Here’s an exercise for you. How much would you pay for $100 million per year of operating cash flow and maybe $1.4 billion in sales, growing at about 20% per year? Would you pay 10 times that revenue? Maybe 20 times that revenue? Certainly, you wouldn’t pay 30 times that revenue. But that’s almost precisely what investors are being asked to pay today for stock in Shopify (NYSE:SHOP), the Canadian e-commerce software house.
Shopify’s market cap is $39.8 billion, about 29.5 times its estimated 2019 revenue, based on the $680 million that came in for the first two quarters. Please let’s not talk about earnings. There aren’t any.
So without any earnings, why the insane valuation? It’s because of one magic word.
The Magic Word is ‘Amazon’
Shopify is said to be competing directly with Amazon (NASDAQ:AMZN).
How does a Canadian company with $380 million in sales for its most recent quarter compete with an e-commerce and cloud giant that earned $2.6 billion on revenue of $63.4 billion in its most recent quarter?
Here’s how The Observer put it just last month: “Shopify Overtakes eBay as Second Biggest Shopping Site After Amazon.”
How exactly has Shopify overtaken eBay (NASDAQ:EBAY)? The Financial Times notes that Shopify’s market cap is now bigger than that of eBay. The market cap of eBay is $32.5 billion.
But does this make Shopify bigger than eBay? It doesn’t. Revenue for eBay in the second quarter was $2.7 billion. That’s seven times more than Shopify brought in. Also, eBay had earnings of $403 million in its second quarter, or 46 cents per share.
Is SHOP Stock a Bargain?
What’s even crazier is that we’re supposed to consider Shopify a bargain now because the shares recently pulled back from their all-time high of $406, achieved in late August. This came after it priced a secondary offering of stock at $317.60 to help strengthen its balance sheet.
Shopify needs to strengthen the balance sheet to pay $450 million for 6 River Systems, which makes robotic carts for warehouses. This will be added to the Shopify Fulfillment Network, announced in June, which mainly consists of a web page and a lot of promises.
6 River Systems had just gone through a $25 million Series B funding round. The robots, dubbed Chuck, are the size of a big shopping cart and lead workers around the warehouse, rather than following them.
You Don’t Have to Believe Me
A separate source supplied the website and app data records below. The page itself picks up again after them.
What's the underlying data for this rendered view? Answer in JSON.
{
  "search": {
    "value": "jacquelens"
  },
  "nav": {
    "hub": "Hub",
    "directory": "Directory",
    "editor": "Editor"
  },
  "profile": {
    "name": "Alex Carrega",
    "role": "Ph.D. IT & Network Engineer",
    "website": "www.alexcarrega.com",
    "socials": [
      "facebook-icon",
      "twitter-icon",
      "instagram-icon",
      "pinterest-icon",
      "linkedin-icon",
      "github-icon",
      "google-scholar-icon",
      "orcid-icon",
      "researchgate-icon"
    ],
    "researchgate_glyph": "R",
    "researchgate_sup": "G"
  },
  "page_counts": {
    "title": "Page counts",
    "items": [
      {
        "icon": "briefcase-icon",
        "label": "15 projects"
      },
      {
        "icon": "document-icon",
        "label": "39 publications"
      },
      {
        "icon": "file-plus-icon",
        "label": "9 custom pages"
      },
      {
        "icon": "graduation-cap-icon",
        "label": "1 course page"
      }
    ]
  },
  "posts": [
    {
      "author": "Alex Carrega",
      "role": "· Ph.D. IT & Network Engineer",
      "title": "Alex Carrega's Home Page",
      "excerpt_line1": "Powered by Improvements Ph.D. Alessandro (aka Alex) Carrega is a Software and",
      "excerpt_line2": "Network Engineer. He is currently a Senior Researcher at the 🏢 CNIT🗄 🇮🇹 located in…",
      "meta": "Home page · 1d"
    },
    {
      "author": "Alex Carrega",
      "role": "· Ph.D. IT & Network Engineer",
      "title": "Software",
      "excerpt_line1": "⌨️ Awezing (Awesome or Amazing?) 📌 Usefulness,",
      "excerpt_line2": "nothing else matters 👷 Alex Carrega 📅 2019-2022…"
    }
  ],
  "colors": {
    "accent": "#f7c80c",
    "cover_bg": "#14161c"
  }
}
What about my track record? I’ve been calling Shopify a bubble stock for almost two years, since it was trading in the mid-$70 range. In June I called the shares “my favorite mistake,” claiming it was rising on a short squeeze. At the time, 28% of its shares were being held by shorts. The most recent percentage, according to Fintel, is 31%. By way of comparison, Tesla (NASDAQ:TSLA) has a short interest of 20%.
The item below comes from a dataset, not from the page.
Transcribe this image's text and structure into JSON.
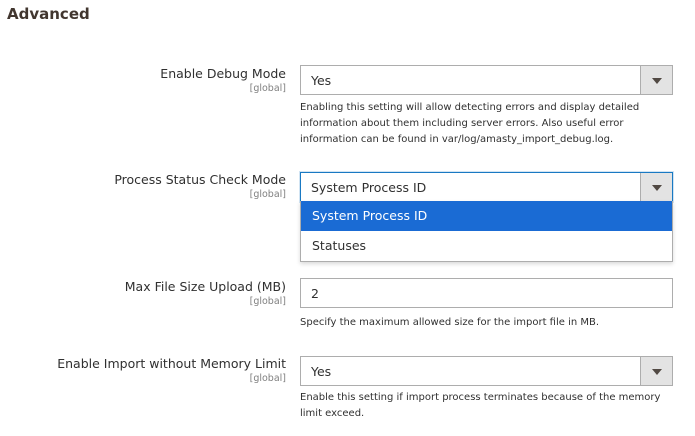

The Bottom Line on Shopify Stock
The bottom line here is that I’ve been consistently wrong on Shopify, and I might be wrong again.
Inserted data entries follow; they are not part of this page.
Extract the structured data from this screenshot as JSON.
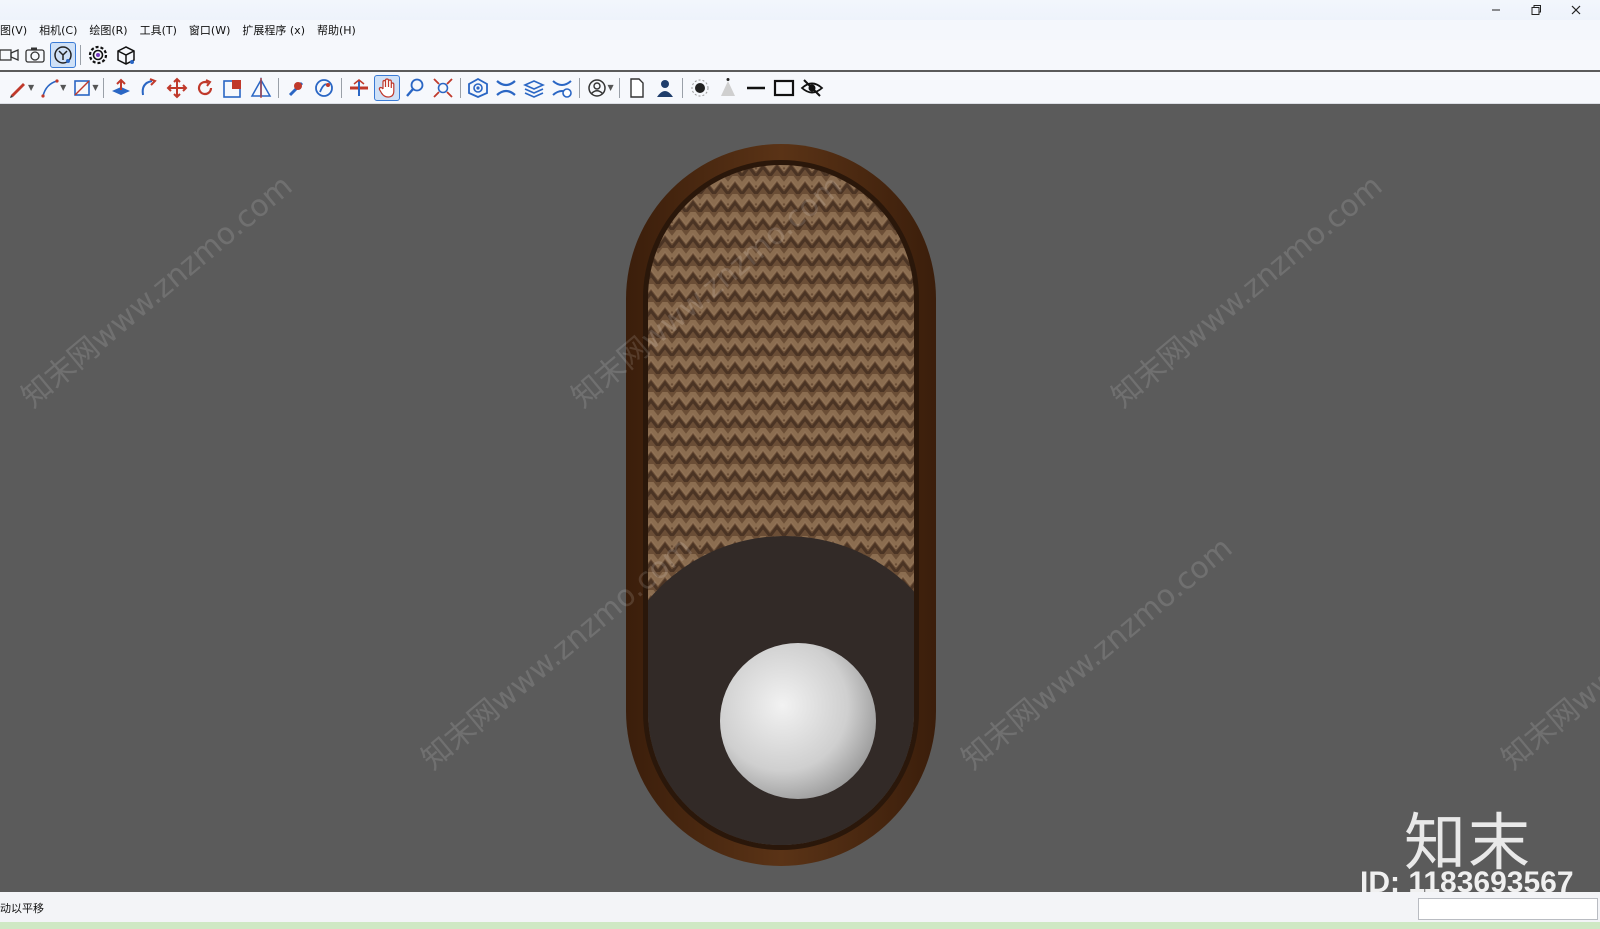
{
  "window": {
    "minimize_icon": "minimize-icon",
    "restore_icon": "restore-icon",
    "close_icon": "close-icon"
  },
  "menu": {
    "items": [
      "图(V)",
      "相机(C)",
      "绘图(R)",
      "工具(T)",
      "窗口(W)",
      "扩展程序 (x)",
      "帮助(H)"
    ]
  },
  "toolbar1": {
    "icons": [
      "video-camera-icon",
      "camera-icon",
      "camera-pin-icon",
      "settings-gear-icon",
      "3d-box-icon"
    ],
    "active": "camera-pin-icon"
  },
  "toolbar2": {
    "icons": [
      "pencil-icon",
      "line-icon",
      "rectangle-icon",
      "push-pull-icon",
      "follow-me-icon",
      "move-icon",
      "rotate-icon",
      "scale-icon",
      "flip-icon",
      "position-camera-icon",
      "walk-icon",
      "section-plane-icon",
      "pan-icon",
      "zoom-icon",
      "zoom-extents-icon",
      "sandbox-icon",
      "layers-icon",
      "layers-stack-icon",
      "layers-settings-icon",
      "user-circle-icon",
      "page-icon",
      "person-icon",
      "dot-icon",
      "cone-icon",
      "minus-icon",
      "square-icon",
      "hide-icon"
    ],
    "active": "pan-icon"
  },
  "viewport": {
    "background": "#5b5b5b",
    "object": {
      "frame_color": "#4a2810",
      "inner_frame_color": "#2e1a0c",
      "weave_colors": [
        "#6e5138",
        "#85694d",
        "#4f3827",
        "#9b7d5d"
      ],
      "cutout_color": "#312a27",
      "sphere_color": "#d8d8d8"
    }
  },
  "watermark": {
    "text": "知末网www.znzmo.com",
    "logo": "知末",
    "id": "ID: 1183693567"
  },
  "status": {
    "text": "动以平移"
  }
}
A few of InvestorPlace’s writers are starting to get out their oxygen masks in the thin air and lean my way. Josh Enomoto says “don’t let the red ink tempt you.” Brad Moon says it’s “time to be cautious.”
You can’t make money on the stock you don’t buy. I missed Shopify on the way up.
I’m content to miss it on the way down, too.
Dana Blankenhorn is a financial and technology journalist. He is the author of the environmental story, Bridget O’Flynn and the Bear, available at the Amazon Kindle store. Write him at firstname.lastname@example.org or follow him on Twitter at @danablankenhorn. As of this writing he owned shares in AMZN.